= Beginning of Section =
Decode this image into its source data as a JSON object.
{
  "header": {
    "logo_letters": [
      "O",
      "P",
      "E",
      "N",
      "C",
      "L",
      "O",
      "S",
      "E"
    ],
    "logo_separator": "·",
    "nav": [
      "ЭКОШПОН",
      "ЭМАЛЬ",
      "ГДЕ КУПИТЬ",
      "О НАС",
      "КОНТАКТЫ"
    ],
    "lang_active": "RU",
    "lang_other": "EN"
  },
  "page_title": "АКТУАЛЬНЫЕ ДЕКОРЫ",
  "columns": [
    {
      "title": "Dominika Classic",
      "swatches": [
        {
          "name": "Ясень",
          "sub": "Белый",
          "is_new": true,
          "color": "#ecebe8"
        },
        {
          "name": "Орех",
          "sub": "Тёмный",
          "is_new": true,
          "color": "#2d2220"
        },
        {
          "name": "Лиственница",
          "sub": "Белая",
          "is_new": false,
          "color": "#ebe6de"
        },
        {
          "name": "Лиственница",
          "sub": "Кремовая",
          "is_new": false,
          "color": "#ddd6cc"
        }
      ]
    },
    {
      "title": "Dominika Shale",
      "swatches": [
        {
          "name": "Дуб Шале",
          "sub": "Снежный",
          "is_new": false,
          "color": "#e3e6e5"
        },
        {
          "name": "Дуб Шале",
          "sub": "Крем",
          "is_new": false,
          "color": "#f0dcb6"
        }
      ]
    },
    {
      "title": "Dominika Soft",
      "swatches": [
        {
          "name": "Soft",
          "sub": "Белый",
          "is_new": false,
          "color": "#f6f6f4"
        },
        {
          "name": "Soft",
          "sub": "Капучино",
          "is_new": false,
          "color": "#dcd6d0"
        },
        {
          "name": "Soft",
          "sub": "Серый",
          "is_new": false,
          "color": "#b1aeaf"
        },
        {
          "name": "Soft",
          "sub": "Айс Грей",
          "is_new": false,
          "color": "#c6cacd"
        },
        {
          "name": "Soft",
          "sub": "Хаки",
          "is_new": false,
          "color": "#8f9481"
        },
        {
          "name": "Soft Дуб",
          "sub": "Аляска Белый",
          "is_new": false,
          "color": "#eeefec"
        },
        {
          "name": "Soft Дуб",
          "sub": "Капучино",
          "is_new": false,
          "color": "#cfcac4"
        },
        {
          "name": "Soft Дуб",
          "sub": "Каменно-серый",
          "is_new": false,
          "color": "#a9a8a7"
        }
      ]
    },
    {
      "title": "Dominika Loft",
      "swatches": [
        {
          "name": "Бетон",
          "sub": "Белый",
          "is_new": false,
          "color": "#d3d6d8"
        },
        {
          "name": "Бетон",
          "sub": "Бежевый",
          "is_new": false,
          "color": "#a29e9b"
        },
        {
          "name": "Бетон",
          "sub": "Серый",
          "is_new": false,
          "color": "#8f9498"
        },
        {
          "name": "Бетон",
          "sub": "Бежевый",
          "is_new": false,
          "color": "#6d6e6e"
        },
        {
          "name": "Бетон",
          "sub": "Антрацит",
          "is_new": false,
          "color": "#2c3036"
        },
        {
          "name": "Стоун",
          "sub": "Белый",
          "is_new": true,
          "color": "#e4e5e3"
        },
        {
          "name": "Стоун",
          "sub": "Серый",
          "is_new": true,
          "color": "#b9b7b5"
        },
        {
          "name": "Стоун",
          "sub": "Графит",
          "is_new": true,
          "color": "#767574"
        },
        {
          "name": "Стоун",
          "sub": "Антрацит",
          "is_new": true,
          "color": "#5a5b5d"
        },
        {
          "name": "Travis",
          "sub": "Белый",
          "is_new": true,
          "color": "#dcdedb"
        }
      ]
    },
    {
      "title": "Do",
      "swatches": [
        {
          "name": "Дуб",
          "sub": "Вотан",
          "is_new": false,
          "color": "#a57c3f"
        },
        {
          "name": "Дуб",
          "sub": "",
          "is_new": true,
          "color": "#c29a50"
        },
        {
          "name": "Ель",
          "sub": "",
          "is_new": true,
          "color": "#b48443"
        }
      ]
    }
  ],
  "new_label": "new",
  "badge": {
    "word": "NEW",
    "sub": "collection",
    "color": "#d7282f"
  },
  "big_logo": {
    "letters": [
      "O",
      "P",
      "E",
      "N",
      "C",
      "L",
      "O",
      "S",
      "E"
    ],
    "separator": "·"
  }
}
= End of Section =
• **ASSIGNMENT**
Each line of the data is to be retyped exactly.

• **TASK OUTPUT**
Decode this image into its source data as a JSON object.
{
  "header": {
    "logo_letters": [
      "O",
      "P",
      "E",
      "N",
      "C",
      "L",
      "O",
      "S",
      "E"
    ],
    "logo_separator": "·",
    "nav": [
      "ЭКОШПОН",
      "ЭМАЛЬ",
      "ГДЕ КУПИТЬ",
      "О НАС",
      "КОНТАКТЫ"
    ],
    "lang_active": "RU",
    "lang_other": "EN"
  },
  "page_title": "АКТУАЛЬНЫЕ ДЕКОРЫ",
  "columns": [
    {
      "title": "Dominika Classic",
      "swatches": [
        {
          "name": "Ясень",
          "sub": "Белый",
          "is_new": true,
          "color": "#ecebe8"
        },
        {
          "name": "Орех",
          "sub": "Тёмный",
          "is_new": true,
          "color": "#2d2220"
        },
        {
          "name": "Лиственница",
          "sub": "Белая",
          "is_new": false,
          "color": "#ebe6de"
        },
        {
          "name": "Лиственница",
          "sub": "Кремовая",
          "is_new": false,
          "color": "#ddd6cc"
        }
      ]
    },
    {
      "title": "Dominika Shale",
      "swatches": [
        {
          "name": "Дуб Шале",
          "sub": "Снежный",
          "is_new": false,
          "color": "#e3e6e5"
        },
        {
          "name": "Дуб Шале",
          "sub": "Крем",
          "is_new": false,
          "color": "#f0dcb6"
        }
      ]
    },
    {
      "title": "Dominika Soft",
      "swatches": [
        {
          "name": "Soft",
          "sub": "Белый",
          "is_new": false,
          "color": "#f6f6f4"
        },
        {
          "name": "Soft",
          "sub": "Капучино",
          "is_new": false,
          "color": "#dcd6d0"
        },
        {
          "name": "Soft",
          "sub": "Серый",
          "is_new": false,
          "color": "#b1aeaf"
        },
        {
          "name": "Soft",
          "sub": "Айс Грей",
          "is_new": false,
          "color": "#c6cacd"
        },
        {
          "name": "Soft",
          "sub": "Хаки",
          "is_new": false,
          "color": "#8f9481"
        },
        {
          "name": "Soft Дуб",
          "sub": "Аляска Белый",
          "is_new": false,
          "color": "#eeefec"
        },
        {
          "name": "Soft Дуб",
          "sub": "Капучино",
          "is_new": false,
          "color": "#cfcac4"
        },
        {
          "name": "Soft Дуб",
          "sub": "Каменно-серый",
          "is_new": false,
          "color": "#a9a8a7"
        }
      ]
    },
    {
      "title": "Dominika Loft",
      "swatches": [
        {
          "name": "Бетон",
          "sub": "Белый",
          "is_new": false,
          "color": "#d3d6d8"
        },
        {
          "name": "Бетон",
          "sub": "Бежевый",
          "is_new": false,
          "color": "#a29e9b"
        },
        {
          "name": "Бетон",
          "sub": "Серый",
          "is_new": false,
          "color": "#8f9498"
        },
        {
          "name": "Бетон",
          "sub": "Бежевый",
          "is_new": false,
          "color": "#6d6e6e"
        },
        {
          "name": "Бетон",
          "sub": "Антрацит",
          "is_new": false,
          "color": "#2c3036"
        },
        {
          "name": "Стоун",
          "sub": "Белый",
          "is_new": true,
          "color": "#e4e5e3"
        },
        {
          "name": "Стоун",
          "sub": "Серый",
          "is_new": true,
          "color": "#b9b7b5"
        },
        {
          "name": "Стоун",
          "sub": "Графит",
          "is_new": true,
          "color": "#767574"
        },
        {
          "name": "Стоун",
          "sub": "Антрацит",
          "is_new": true,
          "color": "#5a5b5d"
        },
        {
          "name": "Travis",
          "sub": "Белый",
          "is_new": true,
          "color": "#dcdedb"
        }
      ]
    },
    {
      "title": "Do",
      "swatches": [
        {
          "name": "Дуб",
          "sub": "Вотан",
          "is_new": false,
          "color": "#a57c3f"
        },
        {
          "name": "Дуб",
          "sub": "",
          "is_new": true,
          "color": "#c29a50"
        },
        {
          "name": "Ель",
          "sub": "",
          "is_new": true,
          "color": "#b48443"
        }
      ]
    }
  ],
  "new_label": "new",
  "badge": {
    "word": "NEW",
    "sub": "collection",
    "color": "#d7282f"
  },
  "big_logo": {
    "letters": [
      "O",
      "P",
      "E",
      "N",
      "C",
      "L",
      "O",
      "S",
      "E"
    ],
    "separator": "·"
  }
}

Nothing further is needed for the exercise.